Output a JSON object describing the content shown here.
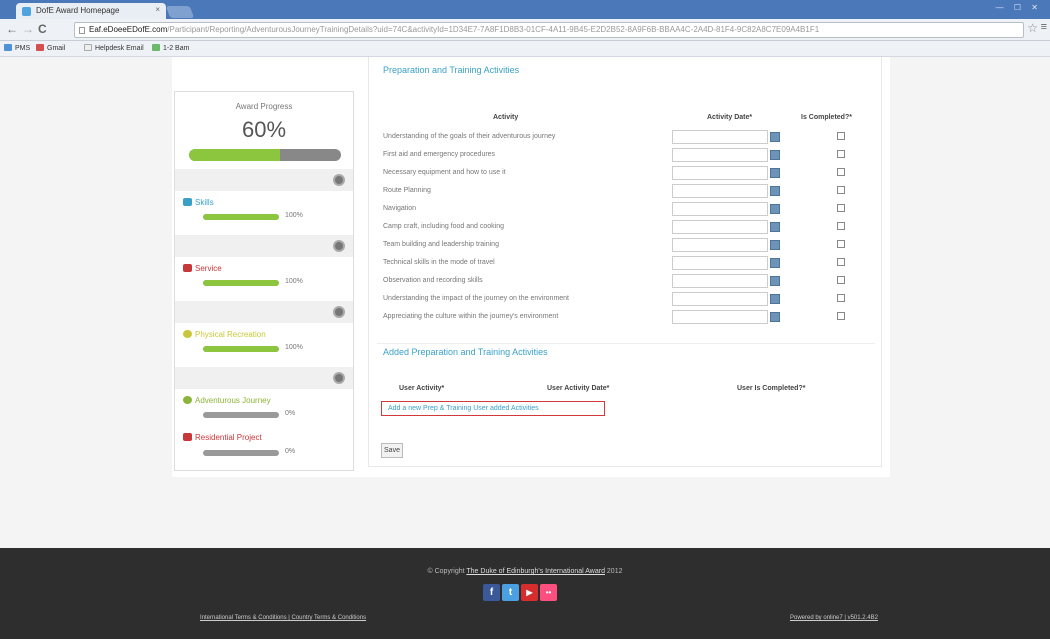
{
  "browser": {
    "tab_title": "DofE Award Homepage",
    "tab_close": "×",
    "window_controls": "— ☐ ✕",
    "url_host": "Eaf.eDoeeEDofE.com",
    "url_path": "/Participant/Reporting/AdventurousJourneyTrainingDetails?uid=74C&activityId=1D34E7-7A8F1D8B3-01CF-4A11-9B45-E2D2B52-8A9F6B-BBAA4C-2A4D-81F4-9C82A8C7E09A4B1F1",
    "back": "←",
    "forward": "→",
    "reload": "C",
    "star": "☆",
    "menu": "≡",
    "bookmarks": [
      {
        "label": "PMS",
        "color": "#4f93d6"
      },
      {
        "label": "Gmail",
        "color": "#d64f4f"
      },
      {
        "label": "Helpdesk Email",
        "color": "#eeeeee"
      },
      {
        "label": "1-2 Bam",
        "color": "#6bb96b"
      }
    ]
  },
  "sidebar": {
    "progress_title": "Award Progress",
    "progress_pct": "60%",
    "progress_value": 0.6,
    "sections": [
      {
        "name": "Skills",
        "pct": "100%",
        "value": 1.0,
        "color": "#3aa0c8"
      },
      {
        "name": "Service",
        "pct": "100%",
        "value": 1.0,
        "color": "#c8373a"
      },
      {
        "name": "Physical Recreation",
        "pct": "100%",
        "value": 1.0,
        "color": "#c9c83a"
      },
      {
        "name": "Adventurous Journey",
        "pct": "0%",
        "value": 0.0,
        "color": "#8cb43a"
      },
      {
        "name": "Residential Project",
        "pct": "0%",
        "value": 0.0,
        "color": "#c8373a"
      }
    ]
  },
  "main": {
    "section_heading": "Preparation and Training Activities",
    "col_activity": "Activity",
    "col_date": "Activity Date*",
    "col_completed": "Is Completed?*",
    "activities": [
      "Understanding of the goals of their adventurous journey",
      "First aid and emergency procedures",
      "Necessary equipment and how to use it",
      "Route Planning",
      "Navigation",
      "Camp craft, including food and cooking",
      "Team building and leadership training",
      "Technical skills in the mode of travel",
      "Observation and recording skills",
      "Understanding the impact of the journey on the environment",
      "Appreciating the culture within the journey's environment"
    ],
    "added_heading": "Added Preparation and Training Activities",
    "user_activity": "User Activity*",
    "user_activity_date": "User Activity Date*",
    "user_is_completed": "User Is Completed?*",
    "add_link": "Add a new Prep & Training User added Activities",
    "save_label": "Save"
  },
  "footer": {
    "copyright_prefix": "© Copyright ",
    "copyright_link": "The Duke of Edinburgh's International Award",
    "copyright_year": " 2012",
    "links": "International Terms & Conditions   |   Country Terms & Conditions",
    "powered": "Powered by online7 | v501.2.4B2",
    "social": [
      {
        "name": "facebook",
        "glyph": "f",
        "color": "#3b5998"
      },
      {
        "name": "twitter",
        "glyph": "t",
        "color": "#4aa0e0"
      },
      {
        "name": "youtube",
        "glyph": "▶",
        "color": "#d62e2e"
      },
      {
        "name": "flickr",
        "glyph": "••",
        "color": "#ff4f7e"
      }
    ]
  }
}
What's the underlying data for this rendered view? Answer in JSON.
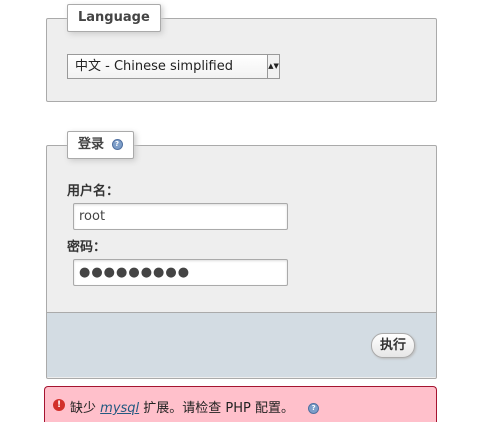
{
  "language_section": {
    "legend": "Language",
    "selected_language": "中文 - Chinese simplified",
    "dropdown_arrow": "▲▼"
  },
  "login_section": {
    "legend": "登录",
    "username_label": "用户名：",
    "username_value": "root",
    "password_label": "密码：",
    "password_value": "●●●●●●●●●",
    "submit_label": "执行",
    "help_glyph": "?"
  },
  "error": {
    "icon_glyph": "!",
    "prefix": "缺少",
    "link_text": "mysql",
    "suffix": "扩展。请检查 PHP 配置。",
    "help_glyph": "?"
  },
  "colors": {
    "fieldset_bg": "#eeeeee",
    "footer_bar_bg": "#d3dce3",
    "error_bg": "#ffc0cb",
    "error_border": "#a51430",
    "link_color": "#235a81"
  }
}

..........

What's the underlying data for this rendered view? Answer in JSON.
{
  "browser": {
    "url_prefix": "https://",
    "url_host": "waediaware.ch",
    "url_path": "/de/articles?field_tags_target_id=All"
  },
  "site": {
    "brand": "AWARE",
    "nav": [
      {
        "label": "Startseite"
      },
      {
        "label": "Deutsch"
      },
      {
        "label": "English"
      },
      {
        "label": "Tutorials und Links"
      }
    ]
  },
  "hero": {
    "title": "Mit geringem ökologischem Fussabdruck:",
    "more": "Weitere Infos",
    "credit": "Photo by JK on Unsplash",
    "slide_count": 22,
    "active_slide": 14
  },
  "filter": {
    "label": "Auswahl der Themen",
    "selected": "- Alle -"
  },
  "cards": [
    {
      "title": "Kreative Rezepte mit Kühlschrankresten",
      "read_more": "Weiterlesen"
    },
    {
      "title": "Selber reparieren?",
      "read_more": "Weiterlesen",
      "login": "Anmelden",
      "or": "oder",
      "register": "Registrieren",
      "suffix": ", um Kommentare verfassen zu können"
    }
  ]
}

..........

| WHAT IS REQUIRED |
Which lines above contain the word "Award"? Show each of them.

| TASK ANSWER |
    "tab_title": "DofE Award Homepage",
    "progress_title": "Award Progress",
    "copyright_link": "The Duke of Edinburgh's International Award",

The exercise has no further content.